Referenced by
Citing PatentFiling datePublication dateApplicantTitle
US6654301 *Sep 27, 2001Nov 25, 2003Sun Microsystems, Inc.Multiple discharge capable bit line
US7027341 *Dec 22, 2004Apr 11, 2006Sharp Kabushiki KaishaSemiconductor readout circuit
Classifications
U.S. Classification365/189.09, 365/185.2, 365/185.25
International ClassificationG11C5/14, G11C16/06, G11C16/30
Cooperative ClassificationG11C16/30, G11C5/147
European ClassificationG11C5/14R, G11C16/30
Legal Events
DateCodeEventDescription
Apr 22, 2014FPExpired due to failure to pay maintenance fee
Effective date: 20140305
Mar 5, 2014LAPSLapse for failure to pay maintenance fees
Oct 11, 2013REMIMaintenance fee reminder mailed
Aug 5, 2009FPAYFee payment
Year of fee payment: 8
Aug 10, 2005FPAYFee payment
Year of fee payment: 4
Feb 9, 2001ASAssignment
Owner name: SHARP KABUSHIKI KAISHA, JAPAN
Free format text: ASSIGNMENT OF ASSIGNORS INTEREST;ASSIGNOR:MORIKAWA, YOSHINAO;REEL/FRAME:011515/0920
Effective date: 20010129
Owner name: SHARP KABUSHIKI KAISHA 22-22, NAGAIKECHO, ABENO-KU
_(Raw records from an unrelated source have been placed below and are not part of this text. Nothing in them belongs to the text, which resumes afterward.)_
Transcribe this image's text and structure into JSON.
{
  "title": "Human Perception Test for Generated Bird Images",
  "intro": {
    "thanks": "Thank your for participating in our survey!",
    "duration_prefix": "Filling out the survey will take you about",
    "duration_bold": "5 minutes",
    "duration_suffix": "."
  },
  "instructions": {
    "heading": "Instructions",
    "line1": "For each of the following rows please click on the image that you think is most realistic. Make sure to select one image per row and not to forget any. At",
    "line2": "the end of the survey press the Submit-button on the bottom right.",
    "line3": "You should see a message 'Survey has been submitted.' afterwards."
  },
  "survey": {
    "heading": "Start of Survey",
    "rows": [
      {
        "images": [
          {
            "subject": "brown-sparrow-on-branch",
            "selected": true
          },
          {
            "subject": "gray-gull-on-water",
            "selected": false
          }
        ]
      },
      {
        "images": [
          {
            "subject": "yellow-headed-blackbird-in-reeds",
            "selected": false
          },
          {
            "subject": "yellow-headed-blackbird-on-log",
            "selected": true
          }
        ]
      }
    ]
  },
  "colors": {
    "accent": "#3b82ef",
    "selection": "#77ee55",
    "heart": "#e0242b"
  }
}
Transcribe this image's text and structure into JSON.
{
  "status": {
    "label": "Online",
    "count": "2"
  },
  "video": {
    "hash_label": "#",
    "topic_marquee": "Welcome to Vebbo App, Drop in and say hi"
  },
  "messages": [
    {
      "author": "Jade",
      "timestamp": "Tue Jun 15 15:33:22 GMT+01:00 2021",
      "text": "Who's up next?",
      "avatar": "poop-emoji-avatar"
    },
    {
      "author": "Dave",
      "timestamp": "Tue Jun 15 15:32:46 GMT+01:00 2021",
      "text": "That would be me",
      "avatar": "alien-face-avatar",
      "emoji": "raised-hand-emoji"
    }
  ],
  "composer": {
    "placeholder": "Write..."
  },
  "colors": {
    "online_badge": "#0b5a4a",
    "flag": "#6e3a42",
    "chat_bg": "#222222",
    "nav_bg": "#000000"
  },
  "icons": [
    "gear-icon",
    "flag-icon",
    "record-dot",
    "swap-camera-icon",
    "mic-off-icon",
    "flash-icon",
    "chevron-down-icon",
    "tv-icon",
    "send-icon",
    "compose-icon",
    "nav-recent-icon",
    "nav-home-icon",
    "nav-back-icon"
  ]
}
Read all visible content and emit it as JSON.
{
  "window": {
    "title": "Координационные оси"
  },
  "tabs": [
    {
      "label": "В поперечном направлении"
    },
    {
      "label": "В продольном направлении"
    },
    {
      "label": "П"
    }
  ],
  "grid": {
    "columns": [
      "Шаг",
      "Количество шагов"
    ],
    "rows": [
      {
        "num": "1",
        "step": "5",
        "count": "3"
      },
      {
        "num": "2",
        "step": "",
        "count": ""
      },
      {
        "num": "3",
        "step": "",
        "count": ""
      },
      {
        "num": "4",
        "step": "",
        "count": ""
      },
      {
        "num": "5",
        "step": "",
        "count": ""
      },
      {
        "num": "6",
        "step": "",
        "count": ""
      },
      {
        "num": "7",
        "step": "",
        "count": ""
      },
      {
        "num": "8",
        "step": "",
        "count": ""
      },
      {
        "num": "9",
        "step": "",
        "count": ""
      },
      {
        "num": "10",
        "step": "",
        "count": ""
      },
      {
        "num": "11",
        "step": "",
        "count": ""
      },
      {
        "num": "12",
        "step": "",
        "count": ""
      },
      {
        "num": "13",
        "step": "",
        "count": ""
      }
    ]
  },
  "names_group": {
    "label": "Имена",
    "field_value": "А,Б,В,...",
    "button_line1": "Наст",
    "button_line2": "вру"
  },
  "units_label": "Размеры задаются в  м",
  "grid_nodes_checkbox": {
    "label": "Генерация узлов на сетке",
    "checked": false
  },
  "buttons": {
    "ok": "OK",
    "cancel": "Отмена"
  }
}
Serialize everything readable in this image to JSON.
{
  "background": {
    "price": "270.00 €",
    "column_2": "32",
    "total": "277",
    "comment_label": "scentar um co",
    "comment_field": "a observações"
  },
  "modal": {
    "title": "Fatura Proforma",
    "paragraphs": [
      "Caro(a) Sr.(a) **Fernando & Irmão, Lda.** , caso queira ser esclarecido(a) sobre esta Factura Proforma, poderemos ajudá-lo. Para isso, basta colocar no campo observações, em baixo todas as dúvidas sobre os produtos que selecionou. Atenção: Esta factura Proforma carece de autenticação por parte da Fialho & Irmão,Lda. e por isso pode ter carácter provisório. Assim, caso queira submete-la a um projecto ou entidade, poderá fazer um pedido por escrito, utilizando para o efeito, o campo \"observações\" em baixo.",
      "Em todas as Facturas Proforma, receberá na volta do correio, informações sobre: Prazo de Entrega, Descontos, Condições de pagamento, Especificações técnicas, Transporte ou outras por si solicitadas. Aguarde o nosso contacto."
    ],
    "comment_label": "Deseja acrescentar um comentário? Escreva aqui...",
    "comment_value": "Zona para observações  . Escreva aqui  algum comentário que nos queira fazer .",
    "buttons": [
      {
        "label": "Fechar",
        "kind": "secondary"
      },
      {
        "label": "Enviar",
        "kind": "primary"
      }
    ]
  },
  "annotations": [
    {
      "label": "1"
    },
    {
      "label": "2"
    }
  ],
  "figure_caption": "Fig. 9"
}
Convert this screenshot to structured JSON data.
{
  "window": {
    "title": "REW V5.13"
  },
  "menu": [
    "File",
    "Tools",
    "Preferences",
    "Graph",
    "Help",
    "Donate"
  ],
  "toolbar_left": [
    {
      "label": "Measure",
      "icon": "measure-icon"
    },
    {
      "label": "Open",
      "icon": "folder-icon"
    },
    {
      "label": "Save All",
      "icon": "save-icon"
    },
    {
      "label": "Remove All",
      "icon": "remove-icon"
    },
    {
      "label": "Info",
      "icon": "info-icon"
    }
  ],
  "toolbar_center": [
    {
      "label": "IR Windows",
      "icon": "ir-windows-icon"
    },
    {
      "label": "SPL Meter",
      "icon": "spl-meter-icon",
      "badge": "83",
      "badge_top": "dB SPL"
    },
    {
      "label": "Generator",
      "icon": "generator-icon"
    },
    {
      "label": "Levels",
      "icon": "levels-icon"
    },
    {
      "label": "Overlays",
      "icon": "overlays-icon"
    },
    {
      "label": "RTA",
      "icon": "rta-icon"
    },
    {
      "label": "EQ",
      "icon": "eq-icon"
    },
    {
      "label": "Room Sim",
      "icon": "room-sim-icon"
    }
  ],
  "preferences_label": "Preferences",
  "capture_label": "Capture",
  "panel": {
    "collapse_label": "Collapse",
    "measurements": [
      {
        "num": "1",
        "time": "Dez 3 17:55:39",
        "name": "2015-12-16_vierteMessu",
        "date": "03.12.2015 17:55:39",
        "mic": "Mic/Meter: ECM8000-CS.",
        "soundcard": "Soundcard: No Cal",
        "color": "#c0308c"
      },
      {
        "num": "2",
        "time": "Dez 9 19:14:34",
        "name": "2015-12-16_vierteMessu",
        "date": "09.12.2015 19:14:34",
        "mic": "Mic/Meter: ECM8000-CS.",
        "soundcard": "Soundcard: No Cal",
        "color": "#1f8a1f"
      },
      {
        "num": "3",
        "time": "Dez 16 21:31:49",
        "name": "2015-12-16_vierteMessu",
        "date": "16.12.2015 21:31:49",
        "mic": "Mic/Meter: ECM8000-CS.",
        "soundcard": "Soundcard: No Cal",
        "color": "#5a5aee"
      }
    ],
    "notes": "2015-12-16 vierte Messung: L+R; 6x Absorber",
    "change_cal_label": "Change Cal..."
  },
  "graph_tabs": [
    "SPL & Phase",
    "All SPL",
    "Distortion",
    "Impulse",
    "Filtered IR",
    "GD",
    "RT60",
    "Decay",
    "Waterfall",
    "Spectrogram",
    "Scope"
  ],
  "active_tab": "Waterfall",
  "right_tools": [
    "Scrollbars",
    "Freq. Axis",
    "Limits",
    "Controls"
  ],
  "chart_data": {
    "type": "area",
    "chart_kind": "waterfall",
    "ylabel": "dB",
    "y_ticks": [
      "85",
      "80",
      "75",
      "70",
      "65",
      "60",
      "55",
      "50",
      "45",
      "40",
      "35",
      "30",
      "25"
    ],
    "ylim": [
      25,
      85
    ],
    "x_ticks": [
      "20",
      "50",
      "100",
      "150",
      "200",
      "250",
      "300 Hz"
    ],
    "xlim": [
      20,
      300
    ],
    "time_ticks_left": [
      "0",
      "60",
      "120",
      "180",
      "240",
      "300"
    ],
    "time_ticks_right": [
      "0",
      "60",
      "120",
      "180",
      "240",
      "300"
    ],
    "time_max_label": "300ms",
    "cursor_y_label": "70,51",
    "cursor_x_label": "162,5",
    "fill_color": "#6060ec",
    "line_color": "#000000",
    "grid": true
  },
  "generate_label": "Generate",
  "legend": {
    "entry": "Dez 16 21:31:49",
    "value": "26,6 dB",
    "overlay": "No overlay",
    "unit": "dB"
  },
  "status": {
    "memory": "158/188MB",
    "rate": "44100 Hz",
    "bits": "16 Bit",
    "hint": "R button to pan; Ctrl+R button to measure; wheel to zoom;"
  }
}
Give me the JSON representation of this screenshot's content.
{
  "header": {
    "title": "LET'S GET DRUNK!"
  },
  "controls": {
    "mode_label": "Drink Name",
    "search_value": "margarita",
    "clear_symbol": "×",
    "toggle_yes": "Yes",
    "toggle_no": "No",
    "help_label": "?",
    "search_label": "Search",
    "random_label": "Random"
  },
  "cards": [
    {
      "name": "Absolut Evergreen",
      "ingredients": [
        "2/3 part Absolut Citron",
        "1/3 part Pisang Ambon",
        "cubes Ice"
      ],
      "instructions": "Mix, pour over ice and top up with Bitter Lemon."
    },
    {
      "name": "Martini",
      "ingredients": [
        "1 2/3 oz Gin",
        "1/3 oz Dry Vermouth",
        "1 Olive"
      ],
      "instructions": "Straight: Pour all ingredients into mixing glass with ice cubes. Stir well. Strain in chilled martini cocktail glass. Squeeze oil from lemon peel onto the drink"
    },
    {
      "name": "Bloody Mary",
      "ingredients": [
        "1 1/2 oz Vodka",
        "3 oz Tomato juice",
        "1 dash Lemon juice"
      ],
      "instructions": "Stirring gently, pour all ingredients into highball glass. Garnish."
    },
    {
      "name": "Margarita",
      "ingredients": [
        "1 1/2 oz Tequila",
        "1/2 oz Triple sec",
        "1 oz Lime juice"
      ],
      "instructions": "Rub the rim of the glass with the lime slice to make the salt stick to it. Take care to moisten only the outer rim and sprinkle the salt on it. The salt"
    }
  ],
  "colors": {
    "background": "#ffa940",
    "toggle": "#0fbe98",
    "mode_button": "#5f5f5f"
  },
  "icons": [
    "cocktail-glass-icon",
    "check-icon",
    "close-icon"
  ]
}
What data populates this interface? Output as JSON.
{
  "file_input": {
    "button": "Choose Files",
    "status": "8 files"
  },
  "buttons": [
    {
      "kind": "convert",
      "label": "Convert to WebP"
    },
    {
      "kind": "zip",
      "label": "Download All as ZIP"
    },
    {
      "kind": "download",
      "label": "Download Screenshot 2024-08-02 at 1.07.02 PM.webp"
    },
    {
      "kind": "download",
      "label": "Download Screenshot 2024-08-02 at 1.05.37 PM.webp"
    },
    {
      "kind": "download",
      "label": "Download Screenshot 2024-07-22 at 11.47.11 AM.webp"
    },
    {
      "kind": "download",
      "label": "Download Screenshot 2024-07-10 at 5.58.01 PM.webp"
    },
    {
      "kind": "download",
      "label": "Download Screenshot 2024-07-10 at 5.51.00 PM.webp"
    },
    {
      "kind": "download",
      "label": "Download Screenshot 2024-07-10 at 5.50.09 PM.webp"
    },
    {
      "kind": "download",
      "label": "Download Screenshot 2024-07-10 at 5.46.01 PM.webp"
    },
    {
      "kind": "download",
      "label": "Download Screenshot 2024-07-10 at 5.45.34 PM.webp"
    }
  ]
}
Free format text: ASSIGNMENT OF ASSIGNORS INTEREST;ASSIGNOR:MORIKAWA, YOSHINAO /AR;REEL/FRAME:011515/0920